SLAs are an integral part of an IT provider contract. An SLA gathers information on all contractual services and their expected reliability in a single document. They clearly state metrics, responsibilities, and expectations, so that no party can invoke ignorance in case of problems with the service. It ensures that both parties have the same understanding of the requirements. The main point is to create a new layer on the network, cloud or SOA middleware, capable of creating a negotiation mechanism between service providers and consumers. For example, the EU-funded Framework 7 research project SLA@SOI[12], which investigates aspects of multi-tier, multi-vendor SLAs within service-oriented infrastructure and cloud computing, while another EU-funded project, VISION Cloud,[13] has delivered results for content-oriented ASAs. Most SLAs start with standard service levels provided by the vendor and that are vendor-first. These should be seen as a good starting point for negotiations and should not be considered non-negotiable, regardless of the initial state of the supplier. Note that service level requests that are outside of the provider`s normal service level metrics may result in additional costs or charges. This is usually the case for providers that offer a standardized service to multiple customers, such as.B. Cloud-based service providers. Choose measures that motivate good behavior.

The first objective of each metric is to motivate the appropriate behavior on behalf of the customer and the service provider. Each part of the relationship will strive to optimize its actions to achieve the performance goals set by the metrics.
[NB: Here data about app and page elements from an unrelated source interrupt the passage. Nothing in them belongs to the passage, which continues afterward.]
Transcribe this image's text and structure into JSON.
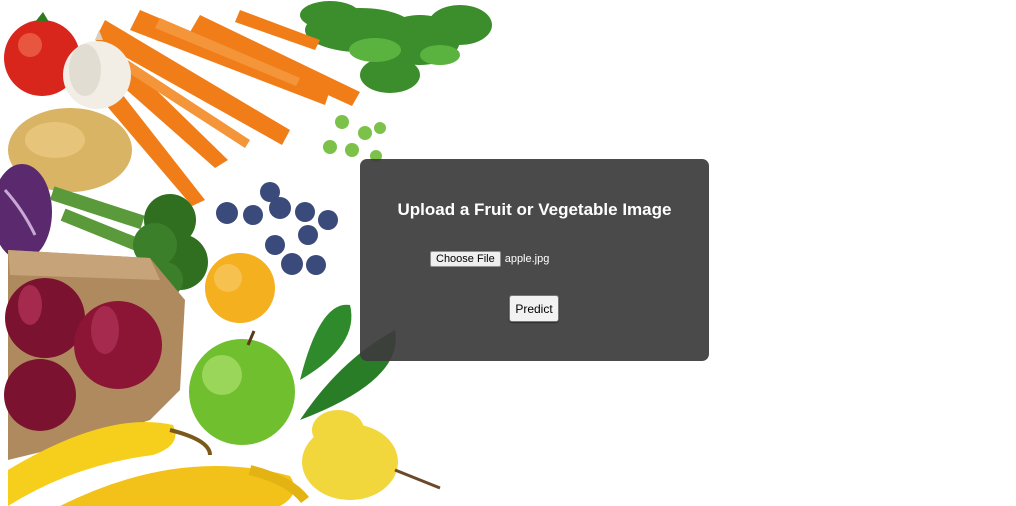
{
  "upload_form": {
    "title": "Upload a Fruit or Vegetable Image",
    "choose_file_label": "Choose File",
    "selected_file_name": "apple.jpg",
    "predict_label": "Predict"
  },
  "background": {
    "description_icon": "fruits-vegetables-photo-icon"
  },
  "colors": {
    "panel_background": "#3c3c3c",
    "panel_text": "#ffffff",
    "page_background": "#ffffff"
  }
}
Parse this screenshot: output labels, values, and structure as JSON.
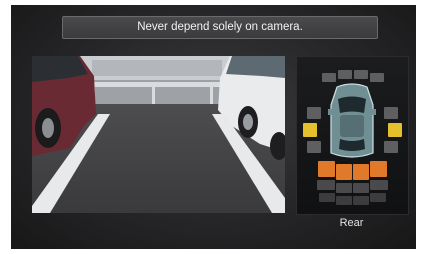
{
  "banner": {
    "text": "Never depend solely on camera."
  },
  "camera": {
    "view_label": "Rear"
  },
  "sensors": {
    "front": [
      "inactive",
      "inactive",
      "inactive",
      "inactive"
    ],
    "left": [
      "inactive",
      "active-yellow",
      "inactive"
    ],
    "right": [
      "inactive",
      "active-yellow",
      "inactive"
    ],
    "rear": [
      "active-orange",
      "active-orange",
      "active-orange",
      "active-orange"
    ]
  },
  "colors": {
    "inactive": "#5f5f61",
    "active-yellow": "#e5c02c",
    "active-orange": "#e07a2a",
    "car_body": "#6f8f95"
  }
}
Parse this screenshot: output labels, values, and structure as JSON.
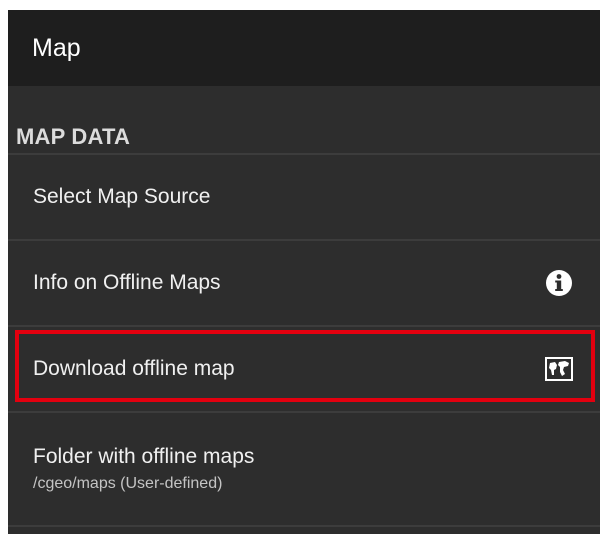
{
  "appbar": {
    "title": "Map"
  },
  "section": {
    "header": "MAP DATA"
  },
  "items": [
    {
      "title": "Select Map Source",
      "icon": null
    },
    {
      "title": "Info on Offline Maps",
      "icon": "info-icon"
    },
    {
      "title": "Download offline map",
      "icon": "world-map-icon",
      "highlighted": true
    },
    {
      "title": "Folder with offline maps",
      "summary": "/cgeo/maps (User-defined)"
    }
  ],
  "colors": {
    "background": "#2d2d2d",
    "appbar": "#1e1e1e",
    "highlight": "#e3000f",
    "text": "#f0f0f0"
  }
}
Focus first on the behavior you want to motivate. Then test your metrics by placing yourself on the other side instead. How would you optimize your performance? Does this optimization support the initially desired results? Many practitioners who run a shared service do not have formal agreements to control their relationships with their clients, especially when it comes to internal/captive services. Others rely on service level agreements to manage the customer relationship. And while this may have been reasonable, even appropriate, in the early years of shared services transaction, current models have evolved and SLAs need to evolve.